AS ROMA: A certain tipster friend of ESPNsoccernet's predicted the Giallorossi as surprise winners before the competition kicked-off and although still an unlikely outcome his reputation may be sitting a little more comfortably at the moment. Roma are a team in form and before this weekend's humiliating 3-0 defeat in the Rome derby Luciano Spalletti's team had won six games in a row to move into second place in Serie A. However, the Italian side do have weaknesses and a poor away record - defeats to Shakhtar Donetsk and Valencia - let top spot slip. Much also depends on the form of Francesco Totti, to such an extent that critics label Roma as a one man team. Although we are entering potentially troublesome ground here all four of the Premiership sides would welcome Roma ahead of the following three teams.
REAL MADRID CF: The nine-time European Champions are not the force they once were and have failed to impress since their last triumph in 2002. The creaking bones of Zidane and Figo have departed the Bernebeu and none of the Premiership sides would be too intimidated by Los Blancos after Arsenal made them look mediocre en route to last season's final. Since then, however, Fabio Capello has taken control and dispensed with the free flowing approach that the Madristas demand and his more pragmatic system has brought an improved balance to the team - even if two holding midfielders ahead of World Player of the Year Fabio Cannavaro is tantamount to sacrilege at the Bernebeu. They scored the most goals during the group stage but, bar Celtic, also conceded the most.
FC INTERNAZIONALE MILANO: Enigmatic is one way to describe the Nerazzurri, a maelstrom of chaos that can produce devastating results when it randomly clicks into synchronicity is another. Since the European titles of 1964 and 1965 the odd sparkling victory is all that has interspersed the ensuing years. Despite this Inter expect to win the trophy this term. Why you ask? Well for 16 years Inter spectacularly failed to win the Scudetto, until last season when the Serie A title was awarded to them after Juventus and AC Milan were punished for match-fixing. Now that both major rivals are out of this season's title race the Scudetto is a done deal, at least as far as Inter are concerned, so only European triumph will do. To help Roberto Mancini's team to triumph in Europe Inter pilfered Patrick Vieira and Zlatan Ibrahimovic from demoted Juve, in addition to six more high-profile signings that included Hernan Crespo and Fabio Grosso. Il Biscione is a nest of vipers best eluded.

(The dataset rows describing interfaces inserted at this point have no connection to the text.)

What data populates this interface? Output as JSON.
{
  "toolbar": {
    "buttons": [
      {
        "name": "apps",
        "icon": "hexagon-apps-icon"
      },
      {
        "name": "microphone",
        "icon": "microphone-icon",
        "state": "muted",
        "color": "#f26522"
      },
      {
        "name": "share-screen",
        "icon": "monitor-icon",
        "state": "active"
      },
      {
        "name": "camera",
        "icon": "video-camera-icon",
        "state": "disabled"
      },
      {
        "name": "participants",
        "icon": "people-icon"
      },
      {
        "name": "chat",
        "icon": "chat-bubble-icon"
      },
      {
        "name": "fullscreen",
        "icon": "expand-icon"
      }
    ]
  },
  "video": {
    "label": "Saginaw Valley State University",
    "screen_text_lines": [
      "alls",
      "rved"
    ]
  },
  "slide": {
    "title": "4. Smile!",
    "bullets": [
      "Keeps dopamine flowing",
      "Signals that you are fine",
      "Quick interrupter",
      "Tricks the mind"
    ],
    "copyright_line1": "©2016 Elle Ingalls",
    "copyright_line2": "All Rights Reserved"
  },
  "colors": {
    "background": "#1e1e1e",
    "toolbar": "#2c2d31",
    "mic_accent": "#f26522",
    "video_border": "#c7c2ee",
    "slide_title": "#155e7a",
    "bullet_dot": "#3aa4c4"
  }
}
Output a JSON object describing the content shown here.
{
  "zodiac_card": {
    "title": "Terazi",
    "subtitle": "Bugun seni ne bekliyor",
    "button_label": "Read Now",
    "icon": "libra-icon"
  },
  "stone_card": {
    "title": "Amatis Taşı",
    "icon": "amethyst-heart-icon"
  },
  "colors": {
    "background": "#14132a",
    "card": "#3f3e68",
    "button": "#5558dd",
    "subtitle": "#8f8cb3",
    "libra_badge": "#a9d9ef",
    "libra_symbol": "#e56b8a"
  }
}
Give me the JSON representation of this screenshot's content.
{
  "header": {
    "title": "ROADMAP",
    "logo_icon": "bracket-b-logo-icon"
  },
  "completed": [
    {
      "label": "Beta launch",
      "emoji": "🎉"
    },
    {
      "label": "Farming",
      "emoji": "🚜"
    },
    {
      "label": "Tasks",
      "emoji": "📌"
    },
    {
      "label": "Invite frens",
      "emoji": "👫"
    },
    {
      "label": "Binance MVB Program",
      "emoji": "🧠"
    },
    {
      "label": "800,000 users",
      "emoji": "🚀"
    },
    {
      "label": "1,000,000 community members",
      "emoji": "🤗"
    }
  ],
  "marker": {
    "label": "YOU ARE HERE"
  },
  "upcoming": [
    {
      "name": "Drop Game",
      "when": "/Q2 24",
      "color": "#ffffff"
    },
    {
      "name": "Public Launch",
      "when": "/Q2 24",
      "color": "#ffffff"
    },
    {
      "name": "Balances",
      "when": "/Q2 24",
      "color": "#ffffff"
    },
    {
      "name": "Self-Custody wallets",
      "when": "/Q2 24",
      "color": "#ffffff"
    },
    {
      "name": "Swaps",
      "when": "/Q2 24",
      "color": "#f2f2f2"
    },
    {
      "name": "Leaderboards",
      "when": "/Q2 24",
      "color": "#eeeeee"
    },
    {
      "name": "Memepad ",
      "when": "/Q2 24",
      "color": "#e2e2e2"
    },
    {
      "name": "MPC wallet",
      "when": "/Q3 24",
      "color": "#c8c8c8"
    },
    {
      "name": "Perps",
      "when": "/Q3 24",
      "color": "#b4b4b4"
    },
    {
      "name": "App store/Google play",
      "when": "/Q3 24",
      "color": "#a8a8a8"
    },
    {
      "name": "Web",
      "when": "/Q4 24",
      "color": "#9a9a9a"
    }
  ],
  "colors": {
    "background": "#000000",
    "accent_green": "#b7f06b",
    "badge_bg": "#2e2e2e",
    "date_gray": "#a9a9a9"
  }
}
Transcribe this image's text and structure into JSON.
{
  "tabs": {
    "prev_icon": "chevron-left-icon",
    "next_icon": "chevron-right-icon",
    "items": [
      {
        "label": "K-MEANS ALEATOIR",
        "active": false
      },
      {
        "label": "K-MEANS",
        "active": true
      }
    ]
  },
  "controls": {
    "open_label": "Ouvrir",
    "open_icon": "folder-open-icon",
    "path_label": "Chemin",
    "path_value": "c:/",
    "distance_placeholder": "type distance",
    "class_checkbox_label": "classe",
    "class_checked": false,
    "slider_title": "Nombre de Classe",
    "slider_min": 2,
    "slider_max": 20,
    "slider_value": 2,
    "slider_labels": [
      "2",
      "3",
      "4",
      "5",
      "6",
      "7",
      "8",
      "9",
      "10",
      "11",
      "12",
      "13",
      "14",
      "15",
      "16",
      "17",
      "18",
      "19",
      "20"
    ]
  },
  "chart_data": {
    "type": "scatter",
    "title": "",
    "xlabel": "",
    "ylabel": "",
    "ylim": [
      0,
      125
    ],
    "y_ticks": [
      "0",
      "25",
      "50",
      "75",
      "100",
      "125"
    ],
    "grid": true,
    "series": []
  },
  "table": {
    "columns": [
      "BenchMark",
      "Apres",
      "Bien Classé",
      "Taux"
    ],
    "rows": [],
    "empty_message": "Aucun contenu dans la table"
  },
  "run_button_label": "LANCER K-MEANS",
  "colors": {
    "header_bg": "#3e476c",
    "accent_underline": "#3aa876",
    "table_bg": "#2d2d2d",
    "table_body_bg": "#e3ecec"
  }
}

FUTBOL CLUB BARCELONA: No need to say too much here, except: avoid at all costs! The Catalan giants may have been criticised for not replicating the breath-taking football they displayed last term, but Barca still sit comfortably on top of La Liga and should welcome back Pichichi winner Samuel Eto'o and Argentine starlet Lionel Messi when the Champions League resumes in February. Chelsea, having beaten them at Stamford Bridge and drawn at the Nou Camp in the group phase, cannot face Frank Rijkaard's team who, despite scoring freely in Spain, have lost a little of their fear-factor in Europe. The Blues proved that if you play a high-tempo, physical game they can be beaten. But Barca remain favourites to defend their title and only a fool would want to pull Rijkaard's team out of the hat.